    Perhaps the most interesting parts of the book are about her later years; her problems with various stage productions and as a college acting teacher. It was in these venues that her eccentricities most perplexed her colleagues and charges. Here's what one of the persons from her very small circle of friends said about her: "She's a seagull just flying with the breeze And about time, since it seems the thousandth bio of Marilyn Monroe will doubtlessly outsell it, even though Arthur starred in far more classic films, and was more talented.

    Oh well. View 1 comment. Aug 28, Allyson rated it liked it. Nov 03, John Nondorf rated it it was amazing. I've loved Jean Arthur in several movies and now feel a kinship to her after reading about her introvert life. This book tells her story spots and all and she remains a beauty through and through. May 12, Bruce rated it really liked it. Some years ago I read the memoirs of both Cecil B. DeMille and Frank Capra and those two Hollywood icons had little in common, but both had remarkably similar experiences working with Jean Arthur.

    Both talked about her horrible insecurities and the times they had dealing with them. But the performances she gave made the effort worth it. Her rise was slow and Some years ago I read the memoirs of both Cecil B. Her rise was slow and steady in Hollywood from poverty row westerns to sound where it first it was thought that voice with the squeak in it wouldn't cut it talkies.

    Jean Arthur

    Robinson's girlfriend in The Whole Town's Talking in in that comedy classic.
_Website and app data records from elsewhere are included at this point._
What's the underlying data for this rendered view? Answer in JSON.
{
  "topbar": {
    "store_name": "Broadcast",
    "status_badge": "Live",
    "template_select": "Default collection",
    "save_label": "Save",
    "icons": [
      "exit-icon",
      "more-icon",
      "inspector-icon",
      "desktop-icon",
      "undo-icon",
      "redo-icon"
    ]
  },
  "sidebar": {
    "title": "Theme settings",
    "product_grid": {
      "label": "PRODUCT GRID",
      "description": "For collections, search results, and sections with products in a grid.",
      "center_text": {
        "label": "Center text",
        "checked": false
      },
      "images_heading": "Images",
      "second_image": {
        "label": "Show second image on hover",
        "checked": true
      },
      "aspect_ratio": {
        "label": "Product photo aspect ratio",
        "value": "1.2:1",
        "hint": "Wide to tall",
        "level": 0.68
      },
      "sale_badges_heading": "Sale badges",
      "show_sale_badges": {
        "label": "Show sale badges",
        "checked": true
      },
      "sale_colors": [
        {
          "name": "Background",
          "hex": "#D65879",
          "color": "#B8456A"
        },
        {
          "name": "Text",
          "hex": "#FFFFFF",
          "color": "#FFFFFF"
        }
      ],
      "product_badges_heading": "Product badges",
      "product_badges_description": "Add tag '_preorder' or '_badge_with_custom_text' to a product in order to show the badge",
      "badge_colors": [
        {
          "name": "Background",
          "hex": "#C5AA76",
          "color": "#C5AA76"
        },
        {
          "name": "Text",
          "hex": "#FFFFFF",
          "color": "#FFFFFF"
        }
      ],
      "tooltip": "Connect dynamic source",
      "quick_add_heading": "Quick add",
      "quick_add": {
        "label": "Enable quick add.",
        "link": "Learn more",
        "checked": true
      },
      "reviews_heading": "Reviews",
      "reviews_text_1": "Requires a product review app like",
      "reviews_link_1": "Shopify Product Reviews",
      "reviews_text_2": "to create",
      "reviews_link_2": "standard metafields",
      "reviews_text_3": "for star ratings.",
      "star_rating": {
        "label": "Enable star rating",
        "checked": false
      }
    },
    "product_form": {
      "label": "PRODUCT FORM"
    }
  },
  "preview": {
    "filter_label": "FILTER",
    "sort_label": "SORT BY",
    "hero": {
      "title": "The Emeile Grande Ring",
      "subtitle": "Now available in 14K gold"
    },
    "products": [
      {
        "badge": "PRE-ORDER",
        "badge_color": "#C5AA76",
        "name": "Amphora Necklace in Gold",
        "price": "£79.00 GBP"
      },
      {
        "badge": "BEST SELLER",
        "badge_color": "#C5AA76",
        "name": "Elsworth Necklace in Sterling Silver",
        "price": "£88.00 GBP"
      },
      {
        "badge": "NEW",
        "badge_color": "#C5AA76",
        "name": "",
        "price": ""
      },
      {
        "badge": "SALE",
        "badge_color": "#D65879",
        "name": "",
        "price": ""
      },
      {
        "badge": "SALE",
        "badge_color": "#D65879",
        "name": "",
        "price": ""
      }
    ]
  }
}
Ford who really didn't like temperament of any kind never used her again though. But Capra did it 3 times with three of her best known films, Mr. Smith Goes To Washington. As light comedienne and the hero's friend and inspiration and spur she found her niche. But with stardom came temperament. She refused fan magazine interviews and cheesecake photos and that kind of fluff.

    She was a publicity man's nightmare.